About this exercise:
The answer must be every line below that contains the string "center".

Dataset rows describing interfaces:

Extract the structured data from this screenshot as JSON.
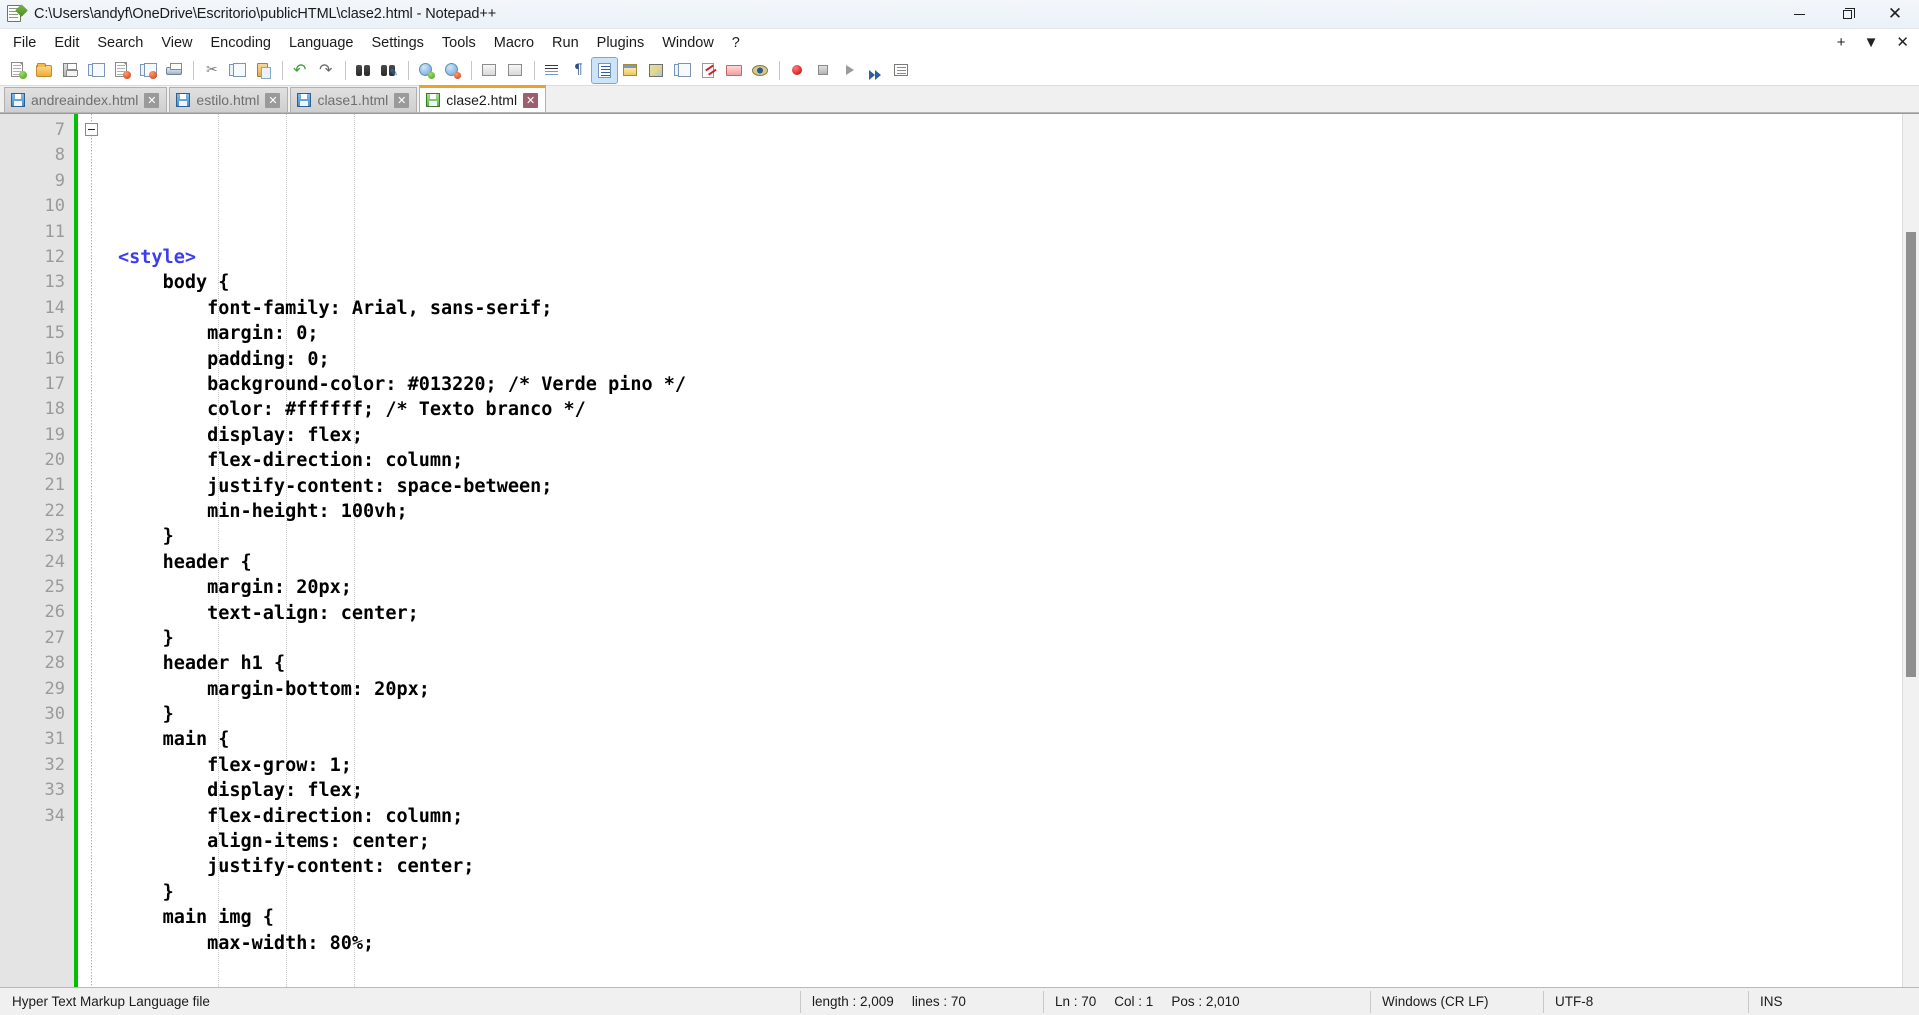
{
  "window": {
    "title": "C:\\Users\\andyf\\OneDrive\\Escritorio\\publicHTML\\clase2.html - Notepad++",
    "app_icon": "notepadpp-icon",
    "controls": {
      "minimize": "minimize-icon",
      "maximize": "restore-icon",
      "close": "close-icon"
    }
  },
  "menu": {
    "items": [
      "File",
      "Edit",
      "Search",
      "View",
      "Encoding",
      "Language",
      "Settings",
      "Tools",
      "Macro",
      "Run",
      "Plugins",
      "Window",
      "?"
    ],
    "right": {
      "plus": "+",
      "caret": "▼",
      "close": "✕"
    }
  },
  "toolbar": {
    "buttons": [
      "new-file-icon",
      "open-file-icon",
      "save-icon",
      "save-all-icon",
      "close-file-icon",
      "close-all-icon",
      "print-icon",
      "cut-icon",
      "copy-icon",
      "paste-icon",
      "undo-icon",
      "redo-icon",
      "find-icon",
      "replace-icon",
      "zoom-in-icon",
      "zoom-out-icon",
      "sync-vertical-scroll-icon",
      "sync-horizontal-scroll-icon",
      "word-wrap-icon",
      "show-all-characters-icon",
      "show-indent-guide-icon",
      "user-defined-dialog-icon",
      "document-map-icon",
      "function-list-icon",
      "document-list-icon",
      "folder-as-workspace-icon",
      "monitoring-icon",
      "record-macro-icon",
      "stop-recording-icon",
      "play-macro-icon",
      "run-macro-multiple-icon",
      "run-icon"
    ]
  },
  "tabs": [
    {
      "label": "andreaindex.html",
      "icon": "save-blue-icon",
      "active": false
    },
    {
      "label": "estilo.html",
      "icon": "save-blue-icon",
      "active": false
    },
    {
      "label": "clase1.html",
      "icon": "save-blue-icon",
      "active": false
    },
    {
      "label": "clase2.html",
      "icon": "save-green-icon",
      "active": true
    }
  ],
  "editor": {
    "first_line": 7,
    "fold_line": 7,
    "lines": [
      {
        "n": 7,
        "indent": 0,
        "parts": [
          {
            "t": "tag",
            "s": "<style>"
          }
        ]
      },
      {
        "n": 8,
        "indent": 1,
        "parts": [
          {
            "t": "code",
            "s": "body {"
          }
        ]
      },
      {
        "n": 9,
        "indent": 2,
        "parts": [
          {
            "t": "code",
            "s": "font-family: Arial, sans-serif;"
          }
        ]
      },
      {
        "n": 10,
        "indent": 2,
        "parts": [
          {
            "t": "code",
            "s": "margin: 0;"
          }
        ]
      },
      {
        "n": 11,
        "indent": 2,
        "parts": [
          {
            "t": "code",
            "s": "padding: 0;"
          }
        ]
      },
      {
        "n": 12,
        "indent": 2,
        "parts": [
          {
            "t": "code",
            "s": "background-color: #013220; /* Verde pino */"
          }
        ]
      },
      {
        "n": 13,
        "indent": 2,
        "parts": [
          {
            "t": "code",
            "s": "color: #ffffff; /* Texto branco */"
          }
        ]
      },
      {
        "n": 14,
        "indent": 2,
        "parts": [
          {
            "t": "code",
            "s": "display: flex;"
          }
        ]
      },
      {
        "n": 15,
        "indent": 2,
        "parts": [
          {
            "t": "code",
            "s": "flex-direction: column;"
          }
        ]
      },
      {
        "n": 16,
        "indent": 2,
        "parts": [
          {
            "t": "code",
            "s": "justify-content: space-between;"
          }
        ]
      },
      {
        "n": 17,
        "indent": 2,
        "parts": [
          {
            "t": "code",
            "s": "min-height: 100vh;"
          }
        ]
      },
      {
        "n": 18,
        "indent": 1,
        "parts": [
          {
            "t": "code",
            "s": "}"
          }
        ]
      },
      {
        "n": 19,
        "indent": 1,
        "parts": [
          {
            "t": "code",
            "s": "header {"
          }
        ]
      },
      {
        "n": 20,
        "indent": 2,
        "parts": [
          {
            "t": "code",
            "s": "margin: 20px;"
          }
        ]
      },
      {
        "n": 21,
        "indent": 2,
        "parts": [
          {
            "t": "code",
            "s": "text-align: center;"
          }
        ]
      },
      {
        "n": 22,
        "indent": 1,
        "parts": [
          {
            "t": "code",
            "s": "}"
          }
        ]
      },
      {
        "n": 23,
        "indent": 1,
        "parts": [
          {
            "t": "code",
            "s": "header h1 {"
          }
        ]
      },
      {
        "n": 24,
        "indent": 2,
        "parts": [
          {
            "t": "code",
            "s": "margin-bottom: 20px;"
          }
        ]
      },
      {
        "n": 25,
        "indent": 1,
        "parts": [
          {
            "t": "code",
            "s": "}"
          }
        ]
      },
      {
        "n": 26,
        "indent": 1,
        "parts": [
          {
            "t": "code",
            "s": "main {"
          }
        ]
      },
      {
        "n": 27,
        "indent": 2,
        "parts": [
          {
            "t": "code",
            "s": "flex-grow: 1;"
          }
        ]
      },
      {
        "n": 28,
        "indent": 2,
        "parts": [
          {
            "t": "code",
            "s": "display: flex;"
          }
        ]
      },
      {
        "n": 29,
        "indent": 2,
        "parts": [
          {
            "t": "code",
            "s": "flex-direction: column;"
          }
        ]
      },
      {
        "n": 30,
        "indent": 2,
        "parts": [
          {
            "t": "code",
            "s": "align-items: center;"
          }
        ]
      },
      {
        "n": 31,
        "indent": 2,
        "parts": [
          {
            "t": "code",
            "s": "justify-content: center;"
          }
        ]
      },
      {
        "n": 32,
        "indent": 1,
        "parts": [
          {
            "t": "code",
            "s": "}"
          }
        ]
      },
      {
        "n": 33,
        "indent": 1,
        "parts": [
          {
            "t": "code",
            "s": "main img {"
          }
        ]
      },
      {
        "n": 34,
        "indent": 2,
        "parts": [
          {
            "t": "code",
            "s": "max-width: 80%;"
          }
        ]
      }
    ]
  },
  "statusbar": {
    "doc_type": "Hyper Text Markup Language file",
    "length_label": "length : 2,009",
    "lines_label": "lines : 70",
    "ln": "Ln : 70",
    "col": "Col : 1",
    "pos": "Pos : 2,010",
    "eol": "Windows (CR LF)",
    "encoding": "UTF-8",
    "insert_mode": "INS"
  },
  "colors": {
    "tag": "#3d3df0",
    "code": "#000000",
    "modified_bar": "#00c000",
    "active_tab_accent": "#f0a030",
    "gutter_bg": "#e4e4e4",
    "gutter_text": "#9a9a9a"
  }
}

Written answer:
            "s": "text-align: center;"
            "s": "align-items: center;"
            "s": "justify-content: center;"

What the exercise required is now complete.